--- Dataset content Enclosed Below ---
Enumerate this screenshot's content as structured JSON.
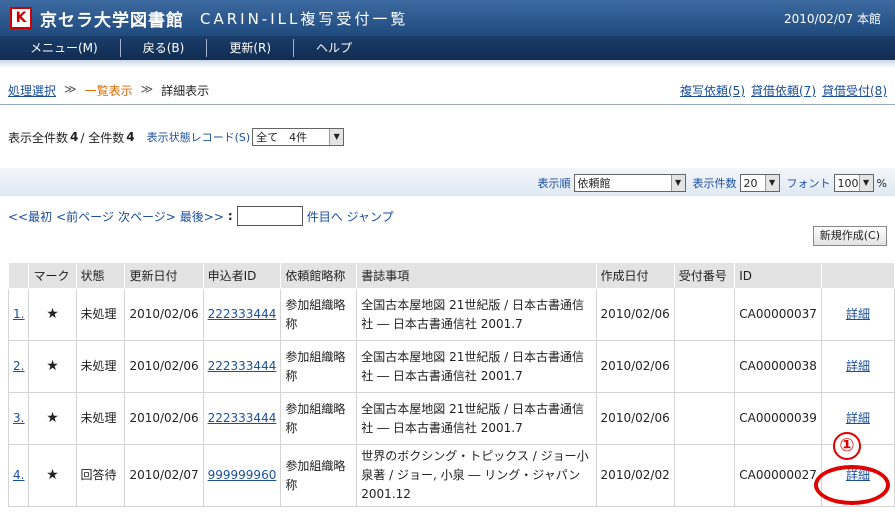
{
  "header": {
    "logo_glyph": "K",
    "title": "京セラ大学図書館",
    "subtitle": "CARIN-ILL複写受付一覧",
    "right_info": "2010/02/07 本館"
  },
  "menu": [
    {
      "label": "メニュー(M)"
    },
    {
      "label": "戻る(B)"
    },
    {
      "label": "更新(R)"
    },
    {
      "label": "ヘルプ"
    }
  ],
  "breadcrumb": {
    "step1": "処理選択",
    "sep": "≫",
    "step2": "一覧表示",
    "step3": "詳細表示"
  },
  "top_links": [
    "複写依頼(5)",
    "貸借依頼(7)",
    "貸借受付(8)"
  ],
  "counts": {
    "label_all": "表示全件数",
    "display_count": "4",
    "slash": " / 全件数",
    "total_count": "4",
    "record_label": "表示状態レコード(S)",
    "record_select": "全て　4件"
  },
  "options": {
    "order_label": "表示順",
    "order_value": "依頼館",
    "per_page_label": "表示件数",
    "per_page_value": "20",
    "font_label": "フォント",
    "font_value": "100",
    "font_unit": "%"
  },
  "pager": {
    "first": "<<最初",
    "prev": "<前ページ",
    "next": "次ページ>",
    "last": "最後>>",
    "colon": ":",
    "jump_label": "件目へ ジャンプ",
    "jump_value": ""
  },
  "new_button": "新規作成(C)",
  "table": {
    "headers": [
      "",
      "マーク",
      "状態",
      "更新日付",
      "申込者ID",
      "依頼館略称",
      "書誌事項",
      "作成日付",
      "受付番号",
      "ID",
      ""
    ],
    "rows": [
      {
        "num": "1.",
        "mark": "★",
        "status": "未処理",
        "updated": "2010/02/06",
        "applicant": "222333444",
        "lib": "参加組織略称",
        "biblio": "全国古本屋地図 21世紀版 / 日本古書通信社 ― 日本古書通信社 2001.7",
        "created": "2010/02/06",
        "receipt": "",
        "id": "CA00000037",
        "detail": "詳細"
      },
      {
        "num": "2.",
        "mark": "★",
        "status": "未処理",
        "updated": "2010/02/06",
        "applicant": "222333444",
        "lib": "参加組織略称",
        "biblio": "全国古本屋地図 21世紀版 / 日本古書通信社 ― 日本古書通信社 2001.7",
        "created": "2010/02/06",
        "receipt": "",
        "id": "CA00000038",
        "detail": "詳細"
      },
      {
        "num": "3.",
        "mark": "★",
        "status": "未処理",
        "updated": "2010/02/06",
        "applicant": "222333444",
        "lib": "参加組織略称",
        "biblio": "全国古本屋地図 21世紀版 / 日本古書通信社 ― 日本古書通信社 2001.7",
        "created": "2010/02/06",
        "receipt": "",
        "id": "CA00000039",
        "detail": "詳細"
      },
      {
        "num": "4.",
        "mark": "★",
        "status": "回答待",
        "updated": "2010/02/07",
        "applicant": "999999960",
        "lib": "参加組織略称",
        "biblio": "世界のボクシング・トピックス / ジョー小泉著 / ジョー, 小泉 ― リング・ジャパン 2001.12",
        "created": "2010/02/02",
        "receipt": "",
        "id": "CA00000027",
        "detail": "詳細"
      }
    ]
  },
  "annotation": {
    "number": "①"
  }
}
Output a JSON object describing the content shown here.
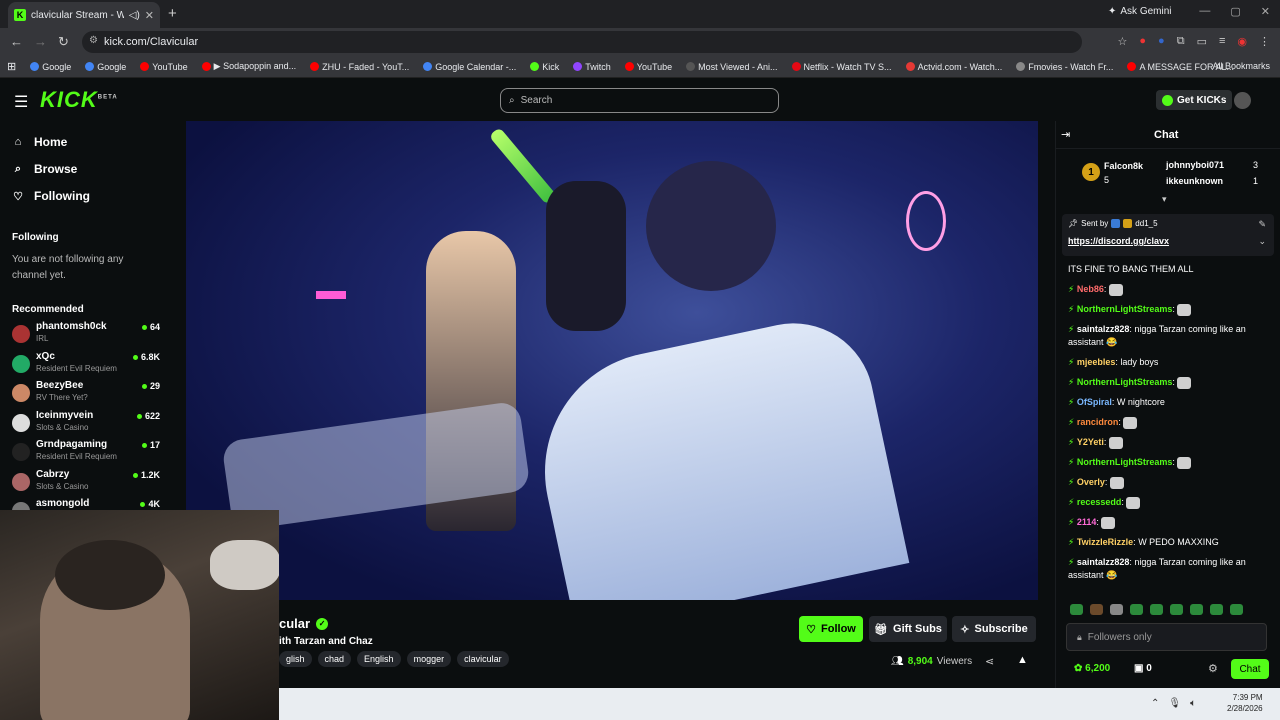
{
  "browser": {
    "tab_title": "clavicular Stream - Watch L",
    "new_tab": "+",
    "ask_gemini": "Ask Gemini",
    "url": "kick.com/Clavicular",
    "bookmarks": [
      {
        "label": "Google",
        "color": "#4285f4"
      },
      {
        "label": "Google",
        "color": "#4285f4"
      },
      {
        "label": "YouTube",
        "color": "#ff0000"
      },
      {
        "label": "▶ Sodapoppin and...",
        "color": "#ff0000"
      },
      {
        "label": "ZHU - Faded - YouT...",
        "color": "#ff0000"
      },
      {
        "label": "Google Calendar -...",
        "color": "#4285f4"
      },
      {
        "label": "Kick",
        "color": "#53fc18"
      },
      {
        "label": "Twitch",
        "color": "#9146ff"
      },
      {
        "label": "YouTube",
        "color": "#ff0000"
      },
      {
        "label": "Most Viewed - Ani...",
        "color": "#555555"
      },
      {
        "label": "Netflix - Watch TV S...",
        "color": "#e50914"
      },
      {
        "label": "Actvid.com - Watch...",
        "color": "#e53935"
      },
      {
        "label": "Fmovies - Watch Fr...",
        "color": "#888888"
      },
      {
        "label": "A MESSAGE FOR AL...",
        "color": "#ff0000"
      }
    ],
    "all_bookmarks": "All Bookmarks"
  },
  "kick": {
    "logo": "KICK",
    "logo_beta": "BETA",
    "search_placeholder": "Search",
    "get_kicks": "Get KICKs"
  },
  "sidebar": {
    "nav": [
      {
        "label": "Home",
        "icon": "⌂"
      },
      {
        "label": "Browse",
        "icon": "⌕"
      },
      {
        "label": "Following",
        "icon": "♡"
      }
    ],
    "following_header": "Following",
    "following_empty": "You are not following any channel yet.",
    "recommended_header": "Recommended",
    "recommended": [
      {
        "name": "phantomsh0ck",
        "category": "IRL",
        "viewers": "64",
        "color": "#a33"
      },
      {
        "name": "xQc",
        "category": "Resident Evil Requiem",
        "viewers": "6.8K",
        "color": "#2a6"
      },
      {
        "name": "BeezyBee",
        "category": "RV There Yet?",
        "viewers": "29",
        "color": "#c86"
      },
      {
        "name": "Iceinmyvein",
        "category": "Slots & Casino",
        "viewers": "622",
        "color": "#ddd"
      },
      {
        "name": "Grndpagaming",
        "category": "Resident Evil Requiem",
        "viewers": "17",
        "color": "#222"
      },
      {
        "name": "Cabrzy",
        "category": "Slots & Casino",
        "viewers": "1.2K",
        "color": "#a66"
      },
      {
        "name": "asmongold",
        "category": "",
        "viewers": "4K",
        "color": "#777"
      }
    ]
  },
  "stream": {
    "title": "cular",
    "subtitle": "ith Tarzan and Chaz",
    "tags": [
      "glish",
      "chad",
      "English",
      "mogger",
      "clavicular"
    ],
    "follow": "Follow",
    "gift_subs": "Gift Subs",
    "subscribe": "Subscribe",
    "viewers_count": "8,904",
    "viewers_label": "Viewers"
  },
  "chat": {
    "title": "Chat",
    "leaderboard": [
      {
        "name": "Falcon8k",
        "count": "5",
        "color": "#d4a017"
      },
      {
        "name": "johnnyboi071",
        "count": "3",
        "color": "#ffffff"
      },
      {
        "name": "ikkeunknown",
        "count": "1",
        "color": "#ff8a3d"
      }
    ],
    "medal_rank": "1",
    "pinned_sent_by": "Sent by",
    "pinned_user": "dd1_5",
    "pinned_link": "https://discord.gg/clavx",
    "messages": [
      {
        "user": "",
        "text": "ITS FINE TO BANG THEM ALL",
        "color": "#ffffff"
      },
      {
        "user": "Neb86",
        "text": "",
        "color": "#ff6b6b"
      },
      {
        "user": "NorthernLightStreams",
        "text": "",
        "color": "#53fc18"
      },
      {
        "user": "saintalzz828",
        "text": "nigga Tarzan coming like an assistant 😂",
        "color": "#ffffff"
      },
      {
        "user": "mjeebles",
        "text": "lady boys",
        "color": "#ffd166"
      },
      {
        "user": "NorthernLightStreams",
        "text": "",
        "color": "#53fc18"
      },
      {
        "user": "OfSpiral",
        "text": "W nightcore",
        "color": "#7ab8ff"
      },
      {
        "user": "rancidron",
        "text": "",
        "color": "#ff8a3d"
      },
      {
        "user": "Y2Yeti",
        "text": "",
        "color": "#ffd166"
      },
      {
        "user": "NorthernLightStreams",
        "text": "",
        "color": "#53fc18"
      },
      {
        "user": "Overly",
        "text": "",
        "color": "#ffd166"
      },
      {
        "user": "recessedd",
        "text": "",
        "color": "#53fc18"
      },
      {
        "user": "2114",
        "text": "",
        "color": "#ff6bd6"
      },
      {
        "user": "TwizzleRizzle",
        "text": "W PEDO MAXXING",
        "color": "#ffd166"
      },
      {
        "user": "saintalzz828",
        "text": "nigga Tarzan coming like an assistant 😂",
        "color": "#ffffff"
      }
    ],
    "input_placeholder": "Followers only",
    "kick_points": "6,200",
    "gift_count": "0",
    "send": "Chat"
  },
  "taskbar": {
    "time": "7:39 PM",
    "date": "2/28/2026"
  }
}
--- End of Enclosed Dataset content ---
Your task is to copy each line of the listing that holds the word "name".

        "name": "phantomsh0ck",
        "name": "xQc",
        "name": "BeezyBee",
        "name": "Iceinmyvein",
        "name": "Grndpagaming",
        "name": "Cabrzy",
        "name": "asmongold",
        "name": "Falcon8k",
        "name": "johnnyboi071",
        "name": "ikkeunknown",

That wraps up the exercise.